Record excerpts
=== Section Start ===
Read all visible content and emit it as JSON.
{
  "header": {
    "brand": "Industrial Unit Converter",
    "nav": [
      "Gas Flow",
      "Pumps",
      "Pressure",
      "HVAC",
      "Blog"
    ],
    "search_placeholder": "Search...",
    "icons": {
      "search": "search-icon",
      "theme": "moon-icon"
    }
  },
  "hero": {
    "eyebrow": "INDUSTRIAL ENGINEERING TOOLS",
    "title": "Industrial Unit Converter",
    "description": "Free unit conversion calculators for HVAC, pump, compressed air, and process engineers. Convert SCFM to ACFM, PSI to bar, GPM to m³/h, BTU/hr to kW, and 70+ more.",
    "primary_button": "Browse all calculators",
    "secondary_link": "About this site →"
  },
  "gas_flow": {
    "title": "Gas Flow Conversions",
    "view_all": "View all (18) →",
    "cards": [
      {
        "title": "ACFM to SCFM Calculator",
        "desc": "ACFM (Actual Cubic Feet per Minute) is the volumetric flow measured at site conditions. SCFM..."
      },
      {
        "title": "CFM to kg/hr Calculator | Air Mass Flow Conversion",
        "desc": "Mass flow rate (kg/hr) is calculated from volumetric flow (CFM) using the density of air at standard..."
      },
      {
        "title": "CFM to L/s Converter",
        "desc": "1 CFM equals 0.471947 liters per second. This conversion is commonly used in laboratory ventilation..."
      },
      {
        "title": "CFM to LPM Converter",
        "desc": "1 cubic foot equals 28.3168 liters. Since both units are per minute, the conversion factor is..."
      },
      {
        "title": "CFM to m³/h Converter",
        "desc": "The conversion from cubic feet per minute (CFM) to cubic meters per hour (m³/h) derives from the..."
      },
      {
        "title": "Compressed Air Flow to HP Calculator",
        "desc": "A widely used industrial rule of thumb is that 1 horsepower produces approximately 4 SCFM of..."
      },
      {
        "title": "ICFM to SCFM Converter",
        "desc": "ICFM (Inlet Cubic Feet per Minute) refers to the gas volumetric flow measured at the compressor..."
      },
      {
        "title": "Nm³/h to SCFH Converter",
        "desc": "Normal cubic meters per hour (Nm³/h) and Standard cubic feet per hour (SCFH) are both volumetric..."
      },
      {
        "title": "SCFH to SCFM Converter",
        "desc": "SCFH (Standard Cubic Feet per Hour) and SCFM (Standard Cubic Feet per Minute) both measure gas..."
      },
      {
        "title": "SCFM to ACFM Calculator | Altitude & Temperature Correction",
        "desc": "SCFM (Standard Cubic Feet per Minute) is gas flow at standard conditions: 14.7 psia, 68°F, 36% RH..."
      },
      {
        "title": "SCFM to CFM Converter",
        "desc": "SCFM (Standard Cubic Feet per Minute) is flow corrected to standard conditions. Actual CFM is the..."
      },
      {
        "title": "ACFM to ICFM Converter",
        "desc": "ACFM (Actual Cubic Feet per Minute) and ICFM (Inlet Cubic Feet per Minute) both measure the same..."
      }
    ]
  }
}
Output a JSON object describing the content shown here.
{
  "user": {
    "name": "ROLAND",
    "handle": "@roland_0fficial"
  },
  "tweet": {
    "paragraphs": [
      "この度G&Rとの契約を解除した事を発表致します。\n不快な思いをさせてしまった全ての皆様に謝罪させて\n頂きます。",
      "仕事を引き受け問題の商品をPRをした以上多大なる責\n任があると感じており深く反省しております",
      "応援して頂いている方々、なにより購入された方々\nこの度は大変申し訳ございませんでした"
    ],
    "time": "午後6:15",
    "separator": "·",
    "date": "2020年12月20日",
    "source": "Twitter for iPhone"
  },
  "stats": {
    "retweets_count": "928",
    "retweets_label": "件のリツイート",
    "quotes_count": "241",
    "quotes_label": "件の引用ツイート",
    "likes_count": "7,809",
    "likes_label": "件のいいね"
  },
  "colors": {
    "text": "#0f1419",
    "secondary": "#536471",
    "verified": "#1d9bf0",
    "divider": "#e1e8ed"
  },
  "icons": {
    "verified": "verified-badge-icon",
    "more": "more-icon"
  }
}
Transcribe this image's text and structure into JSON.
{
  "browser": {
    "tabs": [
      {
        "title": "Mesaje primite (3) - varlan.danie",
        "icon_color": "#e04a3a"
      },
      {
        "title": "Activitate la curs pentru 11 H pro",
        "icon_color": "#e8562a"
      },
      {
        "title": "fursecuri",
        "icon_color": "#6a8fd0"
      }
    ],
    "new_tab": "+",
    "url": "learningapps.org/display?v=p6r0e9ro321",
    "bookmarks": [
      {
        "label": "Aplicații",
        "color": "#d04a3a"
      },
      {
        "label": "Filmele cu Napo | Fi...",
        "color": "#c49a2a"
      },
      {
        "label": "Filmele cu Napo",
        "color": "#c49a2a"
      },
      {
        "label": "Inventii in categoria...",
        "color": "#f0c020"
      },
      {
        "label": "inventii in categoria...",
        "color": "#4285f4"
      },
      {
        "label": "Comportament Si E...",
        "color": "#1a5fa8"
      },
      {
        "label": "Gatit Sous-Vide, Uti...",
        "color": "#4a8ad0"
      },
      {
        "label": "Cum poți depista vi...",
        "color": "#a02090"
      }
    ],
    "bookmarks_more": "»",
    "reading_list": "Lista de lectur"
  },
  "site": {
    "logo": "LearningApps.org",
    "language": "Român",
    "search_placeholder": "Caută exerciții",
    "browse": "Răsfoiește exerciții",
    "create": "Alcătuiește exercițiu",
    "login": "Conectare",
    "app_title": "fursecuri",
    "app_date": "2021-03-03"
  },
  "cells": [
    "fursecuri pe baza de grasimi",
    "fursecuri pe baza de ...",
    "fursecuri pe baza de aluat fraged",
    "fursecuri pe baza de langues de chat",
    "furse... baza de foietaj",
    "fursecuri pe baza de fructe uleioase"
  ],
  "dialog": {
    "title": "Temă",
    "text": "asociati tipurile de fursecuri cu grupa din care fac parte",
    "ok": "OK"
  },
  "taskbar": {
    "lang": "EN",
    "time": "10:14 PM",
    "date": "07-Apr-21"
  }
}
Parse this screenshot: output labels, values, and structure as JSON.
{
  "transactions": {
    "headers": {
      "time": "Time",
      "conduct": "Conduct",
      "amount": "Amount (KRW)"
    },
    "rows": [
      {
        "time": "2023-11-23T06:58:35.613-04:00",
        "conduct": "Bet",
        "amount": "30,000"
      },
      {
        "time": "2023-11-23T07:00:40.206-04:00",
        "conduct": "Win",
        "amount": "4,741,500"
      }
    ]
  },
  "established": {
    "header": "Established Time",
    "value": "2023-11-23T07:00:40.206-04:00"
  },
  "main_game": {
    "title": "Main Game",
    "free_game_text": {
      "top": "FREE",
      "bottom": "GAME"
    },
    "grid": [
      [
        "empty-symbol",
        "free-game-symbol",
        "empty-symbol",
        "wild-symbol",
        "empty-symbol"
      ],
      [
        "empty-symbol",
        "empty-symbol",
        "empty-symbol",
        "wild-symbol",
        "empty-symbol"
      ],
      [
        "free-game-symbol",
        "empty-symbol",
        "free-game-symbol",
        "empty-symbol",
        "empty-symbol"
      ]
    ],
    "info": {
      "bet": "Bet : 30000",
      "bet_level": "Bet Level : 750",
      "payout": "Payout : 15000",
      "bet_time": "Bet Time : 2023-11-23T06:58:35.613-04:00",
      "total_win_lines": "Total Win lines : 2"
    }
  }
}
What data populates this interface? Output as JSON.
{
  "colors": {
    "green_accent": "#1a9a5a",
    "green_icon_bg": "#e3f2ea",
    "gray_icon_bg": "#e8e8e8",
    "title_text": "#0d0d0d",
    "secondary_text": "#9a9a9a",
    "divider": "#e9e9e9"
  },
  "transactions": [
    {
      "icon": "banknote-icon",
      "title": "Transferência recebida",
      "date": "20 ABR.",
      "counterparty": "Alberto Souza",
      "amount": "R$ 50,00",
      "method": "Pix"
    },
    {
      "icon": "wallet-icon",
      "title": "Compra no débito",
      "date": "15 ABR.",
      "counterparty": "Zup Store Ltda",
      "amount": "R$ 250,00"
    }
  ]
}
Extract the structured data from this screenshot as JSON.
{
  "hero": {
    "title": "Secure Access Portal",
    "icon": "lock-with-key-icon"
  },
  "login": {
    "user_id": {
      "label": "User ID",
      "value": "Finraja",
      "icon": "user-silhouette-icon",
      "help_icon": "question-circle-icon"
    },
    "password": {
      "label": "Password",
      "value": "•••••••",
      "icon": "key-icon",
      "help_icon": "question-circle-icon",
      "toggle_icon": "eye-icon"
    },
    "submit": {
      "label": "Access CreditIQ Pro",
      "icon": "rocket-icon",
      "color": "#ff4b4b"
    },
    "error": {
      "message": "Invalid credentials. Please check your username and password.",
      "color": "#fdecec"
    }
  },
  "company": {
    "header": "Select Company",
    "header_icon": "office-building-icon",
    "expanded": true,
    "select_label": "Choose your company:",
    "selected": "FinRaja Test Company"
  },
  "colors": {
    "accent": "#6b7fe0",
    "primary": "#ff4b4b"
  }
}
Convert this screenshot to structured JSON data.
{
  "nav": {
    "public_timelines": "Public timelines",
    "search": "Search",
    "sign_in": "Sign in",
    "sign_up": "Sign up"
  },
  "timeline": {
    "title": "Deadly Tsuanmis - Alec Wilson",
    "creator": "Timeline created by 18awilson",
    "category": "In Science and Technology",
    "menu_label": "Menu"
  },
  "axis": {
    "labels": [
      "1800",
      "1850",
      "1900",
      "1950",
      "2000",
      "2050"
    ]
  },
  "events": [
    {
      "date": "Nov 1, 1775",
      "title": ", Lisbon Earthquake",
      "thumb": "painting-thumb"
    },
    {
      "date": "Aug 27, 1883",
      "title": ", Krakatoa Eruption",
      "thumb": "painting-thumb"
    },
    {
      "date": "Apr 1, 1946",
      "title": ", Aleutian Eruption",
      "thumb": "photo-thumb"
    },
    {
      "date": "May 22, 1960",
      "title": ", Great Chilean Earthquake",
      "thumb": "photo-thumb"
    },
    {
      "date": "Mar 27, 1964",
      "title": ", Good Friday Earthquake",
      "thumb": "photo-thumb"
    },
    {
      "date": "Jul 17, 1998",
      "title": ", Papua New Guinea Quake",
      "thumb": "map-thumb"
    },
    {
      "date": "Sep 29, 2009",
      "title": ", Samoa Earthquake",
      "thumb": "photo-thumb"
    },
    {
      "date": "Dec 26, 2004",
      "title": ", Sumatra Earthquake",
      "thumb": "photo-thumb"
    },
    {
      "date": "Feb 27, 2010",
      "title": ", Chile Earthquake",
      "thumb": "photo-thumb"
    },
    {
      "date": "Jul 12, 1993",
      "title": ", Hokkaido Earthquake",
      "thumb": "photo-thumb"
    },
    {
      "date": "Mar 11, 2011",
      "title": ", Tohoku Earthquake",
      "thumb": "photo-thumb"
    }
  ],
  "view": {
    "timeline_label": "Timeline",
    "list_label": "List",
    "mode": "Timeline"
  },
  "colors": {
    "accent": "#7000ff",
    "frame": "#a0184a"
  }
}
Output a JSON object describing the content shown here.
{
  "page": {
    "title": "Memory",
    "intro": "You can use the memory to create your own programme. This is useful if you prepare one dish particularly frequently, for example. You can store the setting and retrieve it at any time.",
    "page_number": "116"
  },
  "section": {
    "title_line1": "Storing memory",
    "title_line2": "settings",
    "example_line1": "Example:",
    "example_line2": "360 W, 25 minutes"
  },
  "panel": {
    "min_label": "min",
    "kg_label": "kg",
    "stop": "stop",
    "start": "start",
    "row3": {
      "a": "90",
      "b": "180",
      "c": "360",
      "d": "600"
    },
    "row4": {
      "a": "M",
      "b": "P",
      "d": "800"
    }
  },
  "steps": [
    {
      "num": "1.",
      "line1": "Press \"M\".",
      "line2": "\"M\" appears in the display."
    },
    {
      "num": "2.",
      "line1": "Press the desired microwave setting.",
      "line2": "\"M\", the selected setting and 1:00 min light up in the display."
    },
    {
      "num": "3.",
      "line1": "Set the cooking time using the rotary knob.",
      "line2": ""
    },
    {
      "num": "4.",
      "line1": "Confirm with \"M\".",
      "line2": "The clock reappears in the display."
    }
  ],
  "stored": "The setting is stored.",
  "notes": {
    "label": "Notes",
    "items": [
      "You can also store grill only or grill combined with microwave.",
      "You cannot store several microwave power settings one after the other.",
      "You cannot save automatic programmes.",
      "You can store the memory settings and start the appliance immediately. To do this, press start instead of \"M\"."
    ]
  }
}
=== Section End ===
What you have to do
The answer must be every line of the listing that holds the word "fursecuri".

Solution for this task
        "title": "fursecuri",
    "app_title": "fursecuri",
    "fursecuri pe baza de grasimi",
    "fursecuri pe baza de ...",
    "fursecuri pe baza de aluat fraged",
    "fursecuri pe baza de langues de chat",
    "fursecuri pe baza de fructe uleioase"
    "text": "asociati tipurile de fursecuri cu grupa din care fac parte",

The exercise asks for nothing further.